:: YOUR TASK ::
Scan the data below and pick out the lines containing the word "value".

:: INFORMATION ::

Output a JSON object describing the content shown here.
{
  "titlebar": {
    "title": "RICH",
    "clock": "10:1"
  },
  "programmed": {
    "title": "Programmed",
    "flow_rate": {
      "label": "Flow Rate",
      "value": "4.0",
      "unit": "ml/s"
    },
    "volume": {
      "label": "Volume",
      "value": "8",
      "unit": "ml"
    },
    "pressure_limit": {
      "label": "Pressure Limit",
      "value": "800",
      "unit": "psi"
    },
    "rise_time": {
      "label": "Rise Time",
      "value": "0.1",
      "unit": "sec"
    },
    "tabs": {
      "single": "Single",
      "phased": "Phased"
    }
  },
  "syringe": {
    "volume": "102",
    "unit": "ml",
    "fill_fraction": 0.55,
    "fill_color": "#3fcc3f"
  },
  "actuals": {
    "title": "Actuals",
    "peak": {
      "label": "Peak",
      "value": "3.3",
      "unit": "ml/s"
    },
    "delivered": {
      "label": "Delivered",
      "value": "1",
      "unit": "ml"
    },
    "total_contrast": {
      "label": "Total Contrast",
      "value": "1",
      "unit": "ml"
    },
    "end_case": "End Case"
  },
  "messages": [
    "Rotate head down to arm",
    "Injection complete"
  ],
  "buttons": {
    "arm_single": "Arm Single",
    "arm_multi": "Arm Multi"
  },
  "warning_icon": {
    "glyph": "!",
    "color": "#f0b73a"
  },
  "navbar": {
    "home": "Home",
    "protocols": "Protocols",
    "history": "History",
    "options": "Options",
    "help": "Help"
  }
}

:: EXERCISE ANSWER ::
      "value": "4.0",
      "value": "8",
      "value": "800",
      "value": "0.1",
      "value": "3.3",
      "value": "1",
      "value": "1",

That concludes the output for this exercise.